Where the records hold the string "this", show the whole line it sits on.

[Entries from a dataset of interfaces]
=== Begin Enclosure ===

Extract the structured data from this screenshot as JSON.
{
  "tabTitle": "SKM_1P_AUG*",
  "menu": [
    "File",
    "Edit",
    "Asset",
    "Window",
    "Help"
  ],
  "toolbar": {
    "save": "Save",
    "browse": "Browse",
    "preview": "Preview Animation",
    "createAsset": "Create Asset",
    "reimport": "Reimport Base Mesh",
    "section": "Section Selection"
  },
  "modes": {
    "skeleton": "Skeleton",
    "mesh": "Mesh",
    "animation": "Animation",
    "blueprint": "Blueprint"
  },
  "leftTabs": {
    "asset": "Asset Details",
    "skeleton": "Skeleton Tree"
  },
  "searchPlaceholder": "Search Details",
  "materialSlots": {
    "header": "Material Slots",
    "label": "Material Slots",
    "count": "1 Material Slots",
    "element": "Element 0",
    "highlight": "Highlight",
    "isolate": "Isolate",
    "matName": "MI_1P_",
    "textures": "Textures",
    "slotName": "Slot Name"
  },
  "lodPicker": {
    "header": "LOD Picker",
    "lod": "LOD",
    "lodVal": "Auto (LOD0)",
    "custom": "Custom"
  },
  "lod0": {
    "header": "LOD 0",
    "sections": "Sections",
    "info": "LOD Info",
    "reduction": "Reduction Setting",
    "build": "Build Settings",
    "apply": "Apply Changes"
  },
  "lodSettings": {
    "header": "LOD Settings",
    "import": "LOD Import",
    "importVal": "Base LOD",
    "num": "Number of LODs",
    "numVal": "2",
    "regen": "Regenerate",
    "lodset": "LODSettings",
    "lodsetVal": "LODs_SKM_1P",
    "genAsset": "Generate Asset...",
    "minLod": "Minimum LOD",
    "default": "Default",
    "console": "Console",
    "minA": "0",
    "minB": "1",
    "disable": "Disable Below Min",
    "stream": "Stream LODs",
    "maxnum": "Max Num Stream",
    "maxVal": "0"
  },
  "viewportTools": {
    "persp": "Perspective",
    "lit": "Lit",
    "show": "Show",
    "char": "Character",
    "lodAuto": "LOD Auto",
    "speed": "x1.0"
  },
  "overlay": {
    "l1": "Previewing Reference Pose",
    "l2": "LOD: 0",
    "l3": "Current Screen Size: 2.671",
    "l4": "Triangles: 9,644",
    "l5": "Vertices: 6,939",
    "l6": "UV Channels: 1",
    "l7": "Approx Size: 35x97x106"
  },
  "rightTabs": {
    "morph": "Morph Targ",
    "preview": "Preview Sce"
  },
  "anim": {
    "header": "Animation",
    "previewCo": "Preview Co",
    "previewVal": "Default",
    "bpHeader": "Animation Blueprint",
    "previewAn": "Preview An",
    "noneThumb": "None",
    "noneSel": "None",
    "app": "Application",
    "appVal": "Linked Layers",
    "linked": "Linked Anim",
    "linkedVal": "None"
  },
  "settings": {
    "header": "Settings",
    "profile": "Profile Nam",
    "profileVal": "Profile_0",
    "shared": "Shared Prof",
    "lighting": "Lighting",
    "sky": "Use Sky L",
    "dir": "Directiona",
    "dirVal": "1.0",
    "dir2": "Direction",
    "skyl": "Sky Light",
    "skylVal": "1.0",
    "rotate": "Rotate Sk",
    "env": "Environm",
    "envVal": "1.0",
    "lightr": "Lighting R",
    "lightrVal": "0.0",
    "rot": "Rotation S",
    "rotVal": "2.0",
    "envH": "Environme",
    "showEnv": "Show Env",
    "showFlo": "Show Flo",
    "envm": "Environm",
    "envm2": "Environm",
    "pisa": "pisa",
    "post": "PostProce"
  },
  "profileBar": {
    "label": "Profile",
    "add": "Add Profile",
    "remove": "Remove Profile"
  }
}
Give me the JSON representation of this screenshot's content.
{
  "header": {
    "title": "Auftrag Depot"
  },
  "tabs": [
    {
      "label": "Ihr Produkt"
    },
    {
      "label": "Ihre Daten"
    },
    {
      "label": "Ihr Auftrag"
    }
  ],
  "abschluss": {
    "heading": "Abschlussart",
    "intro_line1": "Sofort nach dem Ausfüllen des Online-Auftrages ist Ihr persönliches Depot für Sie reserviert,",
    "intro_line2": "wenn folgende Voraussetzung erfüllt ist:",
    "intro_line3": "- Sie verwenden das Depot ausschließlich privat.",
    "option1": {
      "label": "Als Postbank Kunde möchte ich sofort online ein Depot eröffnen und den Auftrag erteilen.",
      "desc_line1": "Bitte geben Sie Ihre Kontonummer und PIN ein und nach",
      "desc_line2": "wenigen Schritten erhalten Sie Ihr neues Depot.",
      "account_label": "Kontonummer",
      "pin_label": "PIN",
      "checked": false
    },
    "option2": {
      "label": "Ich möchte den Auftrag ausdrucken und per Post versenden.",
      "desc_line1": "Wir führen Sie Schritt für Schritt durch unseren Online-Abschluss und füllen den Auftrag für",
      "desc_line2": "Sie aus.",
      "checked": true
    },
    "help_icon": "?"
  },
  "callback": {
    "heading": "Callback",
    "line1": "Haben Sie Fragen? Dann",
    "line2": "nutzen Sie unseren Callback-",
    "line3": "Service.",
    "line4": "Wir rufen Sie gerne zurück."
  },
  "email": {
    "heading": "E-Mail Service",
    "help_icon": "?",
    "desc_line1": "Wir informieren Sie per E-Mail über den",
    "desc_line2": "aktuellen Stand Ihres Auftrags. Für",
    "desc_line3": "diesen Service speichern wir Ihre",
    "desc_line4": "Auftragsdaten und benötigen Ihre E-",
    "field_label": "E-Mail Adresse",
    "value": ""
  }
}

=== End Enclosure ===

■ Exercise output
Extract the structured data from this screenshot as JSON.
Give me the JSON representation of this screenshot's content.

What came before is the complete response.